HC Deb 05 December 1967 vol 755 cc1129-31
Q3. Mr. Bidwell

asked the Prime Minister if he will make a statement on the latest unemployment figures and the Government's plans to deal with the situation.

The Prime Minister

The seasonally-adjusted number of wholly unemployed, excluding school leavers, decreased by 5,000 in November to 536,000. As to the Government's plans to deal with the situation, I would refer my hon. Friend to the speeches of myself and my right hon. Friends in the recent debate on the economic situation.—[Vol. 754, c. 1140, 1262, 1330 and 1433.]

Mr. Bidwell

Will my right hon. Friend accept that there is still countrywide concern at the present unemployment figures and the figures for the coming months, if not the next couple of years, which are so important to our movement? [HON. MEMBERS: "Oh."] What is to stop the active participation of State enterprises, particularly in the areas where older industries are to be run down and where it is shown that private enterprise is failing the nation in the export drive?

The Prime Minister

As to the concern referred to by my hon. Friend, I said in the debate a fortnight ago that all of us regard the present figure as too high. My hon. Friend will be glad to have seen that over the past three months, on a seasonally-adjusted basis, the numbers of wholly unemployed adults fell by 23,000 and unfilled vacancies have risen by over 26,000. The estimate I made even before devaluation was that the expectation was that a year from now unemployment will be considerably less than the present figure.

Sir C. Osborne

Since 5 million jobs depend directly on exports, and we cannot compel the foreigner to buy our goods, how can the Prime Minister guarantee those 5 million jobs?

The Prime Minister

I always agree with what the hon. Geitleman says about the importance of exports to the economy. Now our exporters have a unique opportunity to get the orders. It rests with them. I hope that they will go out and get those orders.

Mr. Thorpe

Since we are faced still with one of the highest unemployment figures for the past 27 years, will the right hon.

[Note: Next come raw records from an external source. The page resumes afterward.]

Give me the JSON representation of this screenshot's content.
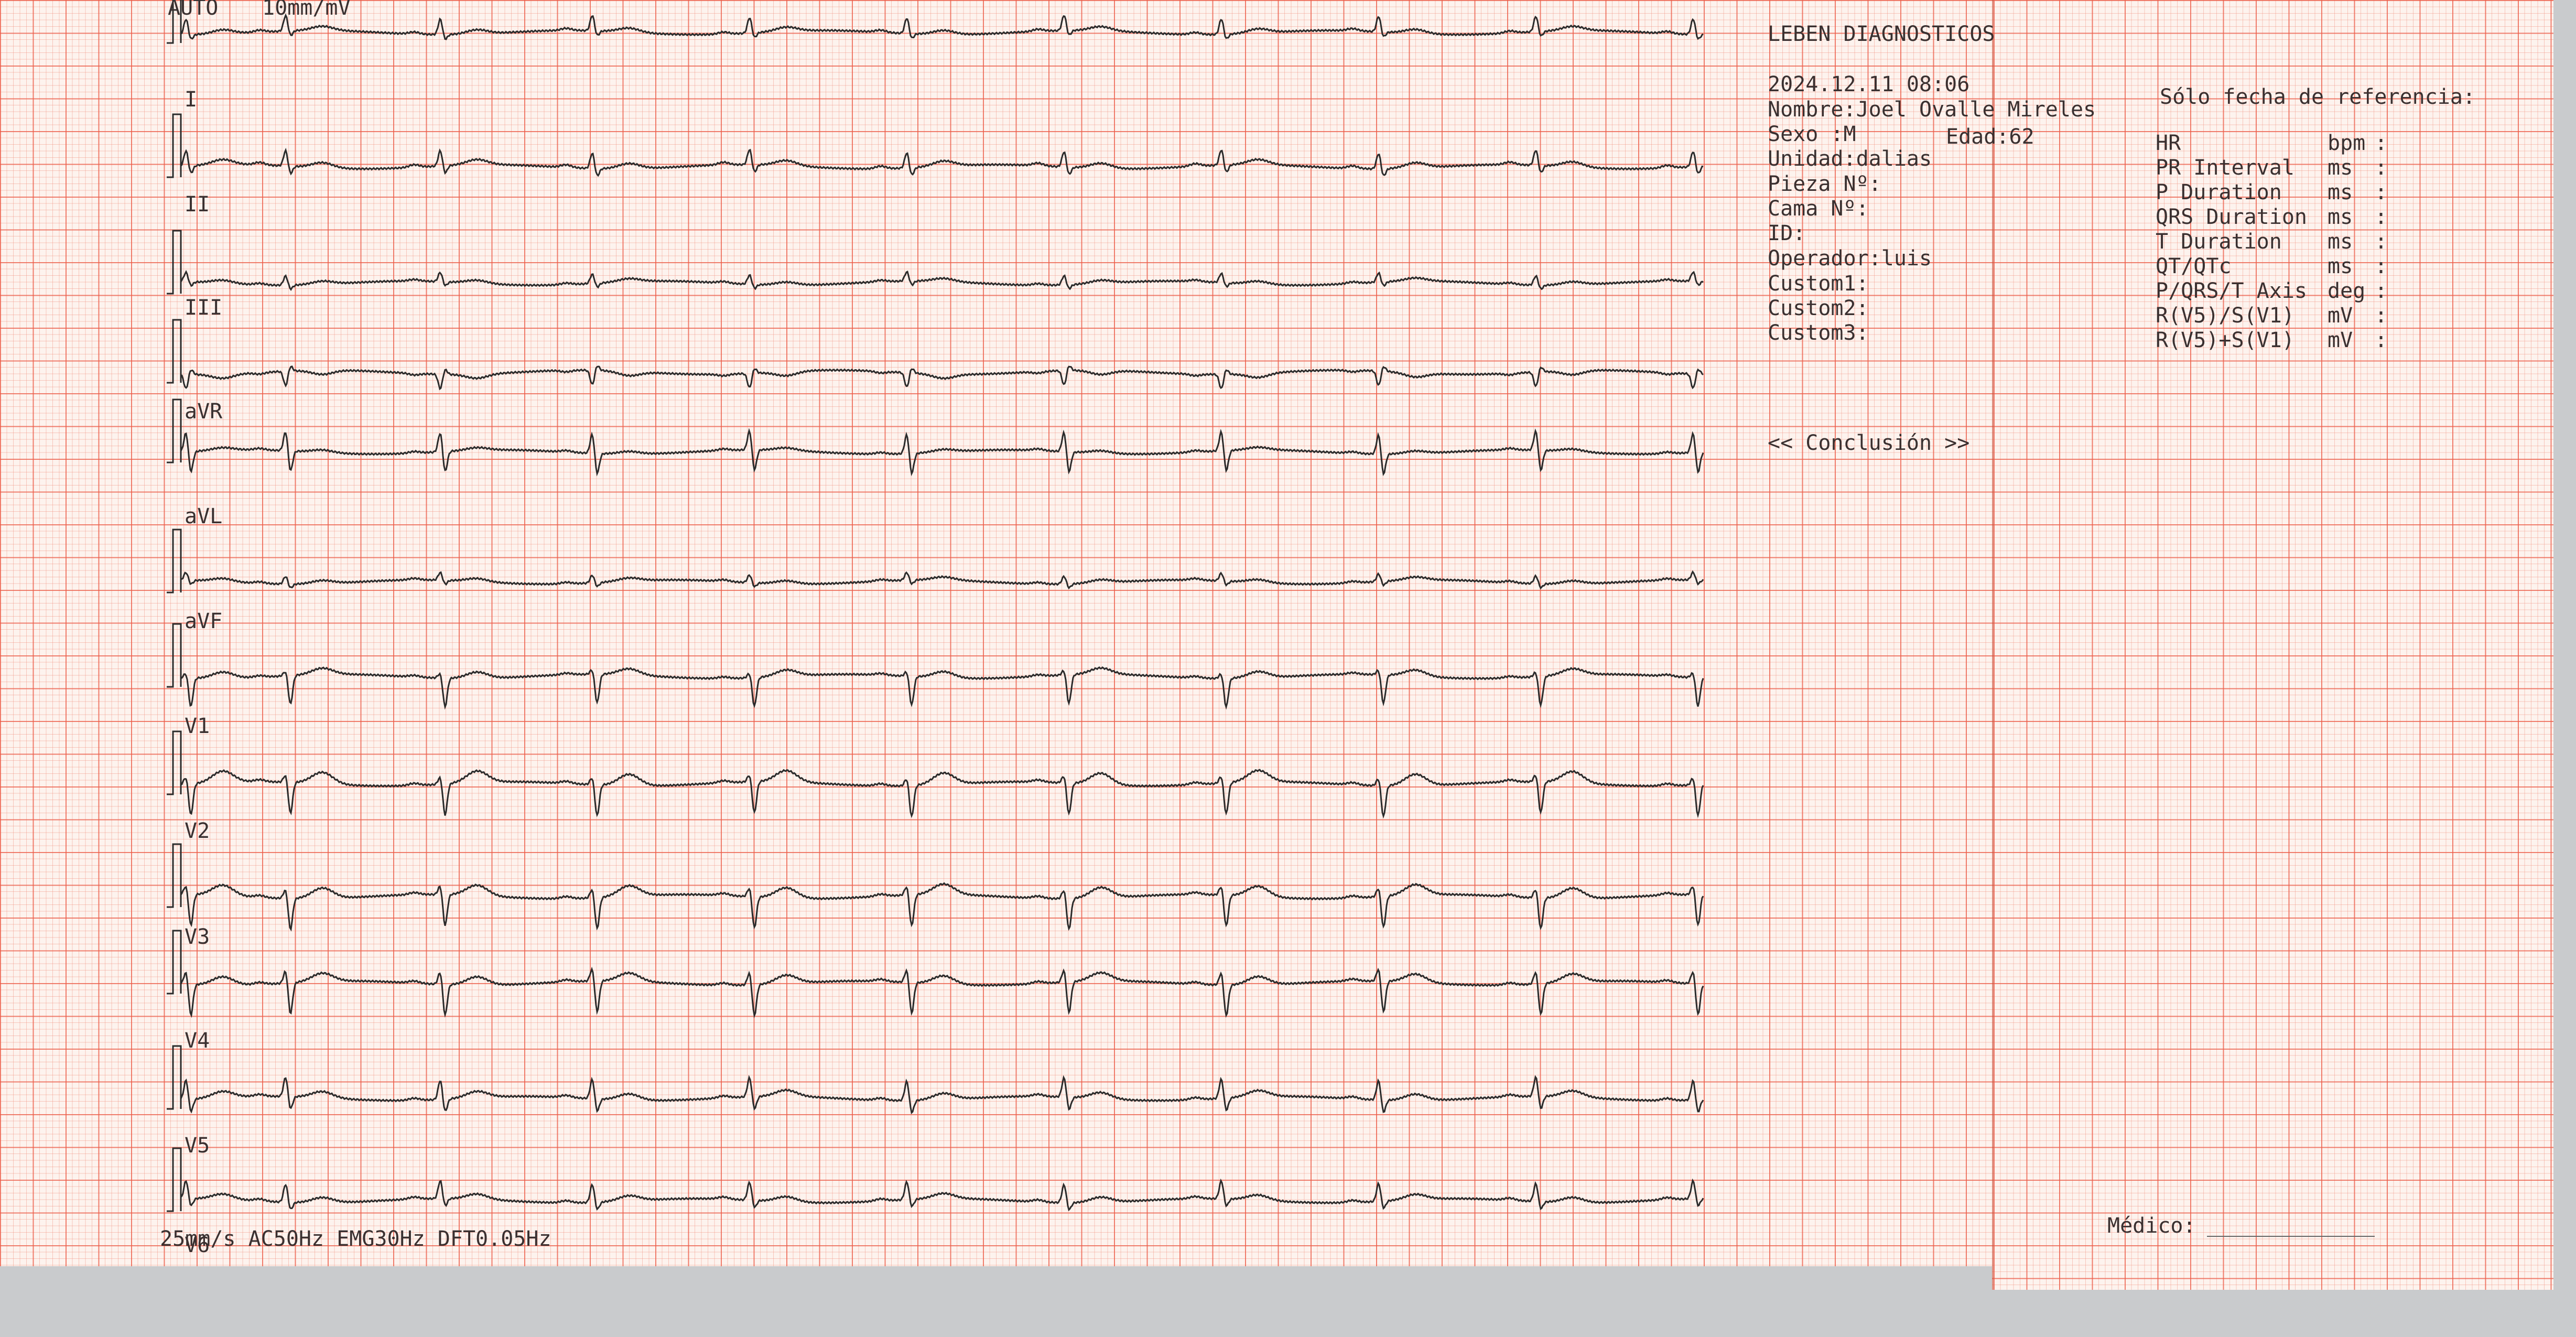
{
  "header": {
    "mode": "AUTO",
    "gain": "10mm/mV",
    "footer": "25mm/s  AC50Hz EMG30Hz DFT0.05Hz"
  },
  "leads": [
    "I",
    "II",
    "III",
    "aVR",
    "aVL",
    "aVF",
    "V1",
    "V2",
    "V3",
    "V4",
    "V5",
    "V6"
  ],
  "patient": {
    "institution": "LEBEN DIAGNOSTICOS",
    "datetime": "2024.12.11 08:06",
    "name": "Nombre:Joel Ovalle Mireles",
    "sex": "Sexo  :M",
    "age": "Edad:62",
    "unit": "Unidad:dalias",
    "room": "Pieza Nº:",
    "bed": "Cama Nº:",
    "id": "ID:",
    "operator": "Operador:luis",
    "custom1": "Custom1:",
    "custom2": "Custom2:",
    "custom3": "Custom3:",
    "conclusion": "<< Conclusión >>"
  },
  "measurements": {
    "title": "Sólo fecha de referencia:",
    "rows": [
      {
        "label": "HR",
        "unit": "bpm",
        "value": ":"
      },
      {
        "label": "PR Interval",
        "unit": "ms",
        "value": ":"
      },
      {
        "label": "P Duration",
        "unit": "ms",
        "value": ":"
      },
      {
        "label": "QRS Duration",
        "unit": "ms",
        "value": ":"
      },
      {
        "label": "T Duration",
        "unit": "ms",
        "value": ":"
      },
      {
        "label": "QT/QTc",
        "unit": "ms",
        "value": ":"
      },
      {
        "label": "P/QRS/T Axis",
        "unit": "deg",
        "value": ":"
      },
      {
        "label": "R(V5)/S(V1)",
        "unit": "mV",
        "value": ":"
      },
      {
        "label": "R(V5)+S(V1)",
        "unit": "mV",
        "value": ":"
      }
    ]
  },
  "doctor_label": "Médico:",
  "colors": {
    "trace": "#2b2b2b",
    "grid_major": "#ec5c48",
    "grid_minor": "#f08c78",
    "paper": "#fdf3ee"
  }
}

Gentleman give urgent consideration to whether there are adequate retraining facilities, albeit with the expected increase, and to whether the Minister of Labour's Department should not be strengthened to keep lists of job vacancies and of workers available to fill them?

The Prime Minister

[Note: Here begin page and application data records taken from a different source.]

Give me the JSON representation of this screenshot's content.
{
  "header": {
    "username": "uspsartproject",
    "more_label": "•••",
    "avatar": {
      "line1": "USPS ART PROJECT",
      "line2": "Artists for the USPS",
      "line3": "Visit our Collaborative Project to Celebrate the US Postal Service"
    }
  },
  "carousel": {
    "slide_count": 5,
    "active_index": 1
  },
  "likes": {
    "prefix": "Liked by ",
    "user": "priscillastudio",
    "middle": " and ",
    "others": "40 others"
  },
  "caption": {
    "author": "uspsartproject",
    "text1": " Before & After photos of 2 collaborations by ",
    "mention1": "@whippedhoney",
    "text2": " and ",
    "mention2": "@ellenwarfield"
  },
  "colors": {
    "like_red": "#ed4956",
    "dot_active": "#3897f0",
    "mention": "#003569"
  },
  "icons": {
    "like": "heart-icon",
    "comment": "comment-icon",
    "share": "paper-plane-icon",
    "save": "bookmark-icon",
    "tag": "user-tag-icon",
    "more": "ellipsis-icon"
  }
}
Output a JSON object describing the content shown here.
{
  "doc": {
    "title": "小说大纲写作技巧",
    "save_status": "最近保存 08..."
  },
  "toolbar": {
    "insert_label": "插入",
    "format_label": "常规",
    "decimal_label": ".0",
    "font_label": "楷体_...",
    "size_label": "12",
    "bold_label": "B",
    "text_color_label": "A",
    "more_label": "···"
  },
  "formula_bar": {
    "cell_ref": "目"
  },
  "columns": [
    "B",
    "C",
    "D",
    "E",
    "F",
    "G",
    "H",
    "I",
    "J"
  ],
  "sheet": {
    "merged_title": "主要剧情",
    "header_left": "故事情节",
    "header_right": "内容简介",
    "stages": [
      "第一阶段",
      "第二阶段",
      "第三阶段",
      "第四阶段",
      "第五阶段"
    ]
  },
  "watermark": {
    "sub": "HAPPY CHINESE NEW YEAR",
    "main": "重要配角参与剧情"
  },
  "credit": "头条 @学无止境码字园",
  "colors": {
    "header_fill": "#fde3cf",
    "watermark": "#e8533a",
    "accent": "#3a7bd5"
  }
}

The right hon. Gentleman will be aware of the sharp expansion in training facilities, announced successively over the past few months, and also of the additional steps taken to bring work to areas where there is a shortage of work. As I have told the House on a number of occasions, and as I have just substantiated, the figures of the last few months show that the trend of unemployment, apart from the usual winter movement, has turned markedly down.

Mr. Raphael Tuck

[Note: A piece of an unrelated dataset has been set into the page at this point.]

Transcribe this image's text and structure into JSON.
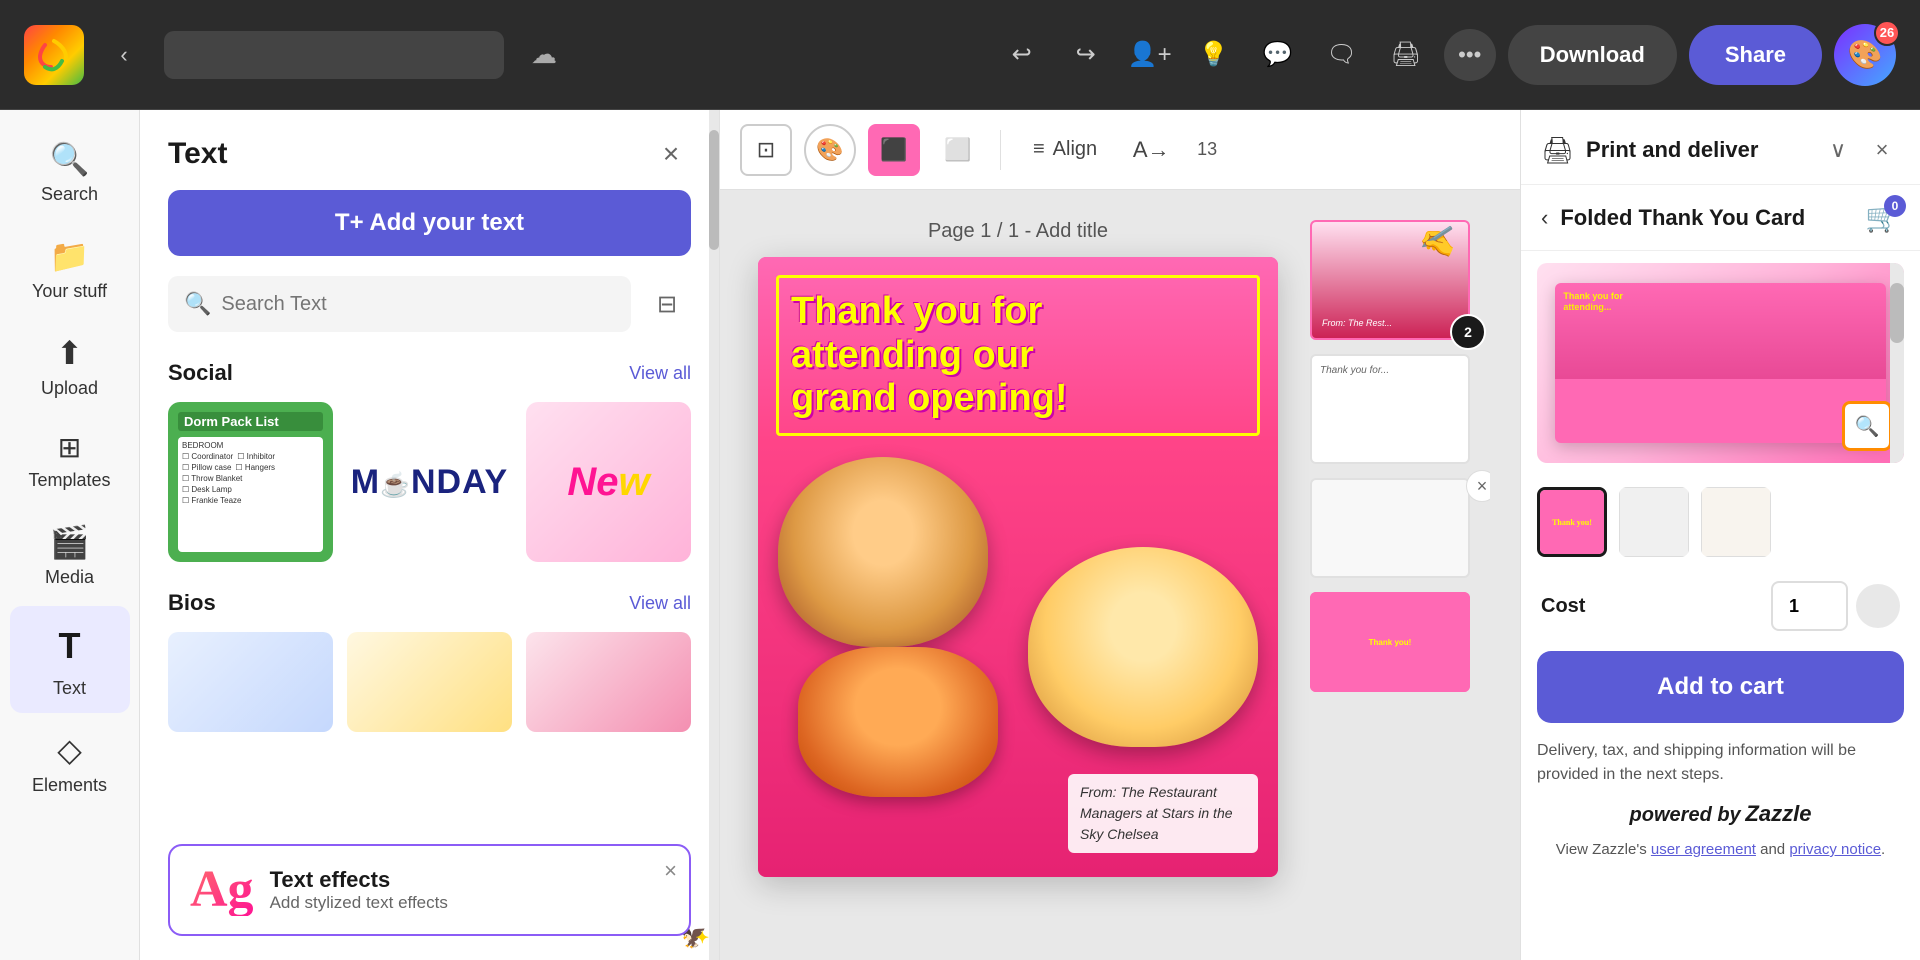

Why do not the Government step into the development areas and establish industries for export there, as they promised to do before the election?

The Prime Minister

There has already been very much development of export industries in development areas in the last three years—indeed, at a record level—and we have provided additional facilities and incentives for other export industries to go there.

Mr. Carr

The right hon Gentleman has provided figures of a seasonally adjusted trend for the last couple of months before devaluation. In these post-devaluation days, how does he foresee the trend of seasonally adjusted figures for the next six months?

The Prime Minister

The general expectation would be that, as a result of devaluation, particularly with the opportunities in export markets—not all of which, of course, can be seized in a matter of days—and also with the possibilities of import replacement, unemployment a year from now should be much less serious—indeed, for the next six months it should be much less serious—than was previously forecast. We are faced with the inevitable increase on seasonal grounds in the months from November to February but I repeat that, a year from now, it is more likely, as my right hon. Friend has made clear, that we shall be facing problems of pressure upon resources than of unemployment.

Mr. Maudling

Has the Prime Minister formed an estimate of the amount by which home demand must be reduced in order to get an improvement of £500 million in the balance of payments?

The Prime Minister

I cannot at the moment add to what my right hon. Friend said in the devaluation debate. As my right hon. Friend the present Chancellor of the Exchequer has made clear, we shall be watching this situation, calculating it right up to the Budget and beyond. We have given priority to all measures to release resources for export in that period to put our balance of payments right.

Mr. Bob Brown

While we are happy that the Government are showing determination to fill the needs of the development areas in the first place and not returning to the selective full employment we had pre-July, 1966, may I ask my right hon. Friend whether he is satisfied that we can undertake this job rapidly enough without a direct State intervention in the form of State industries and factories?

The Prime Minister

What we have announced about State industries in these areas, and particularly the use of State procurement to get more orders placed in development areas, means that certainly the prospects of the development areas are now improving, and, of course, the boost given by the export opportunities following devaluation should be of great help to the development areas because of the increased incentives and the factory space there waiting for new factory expansion.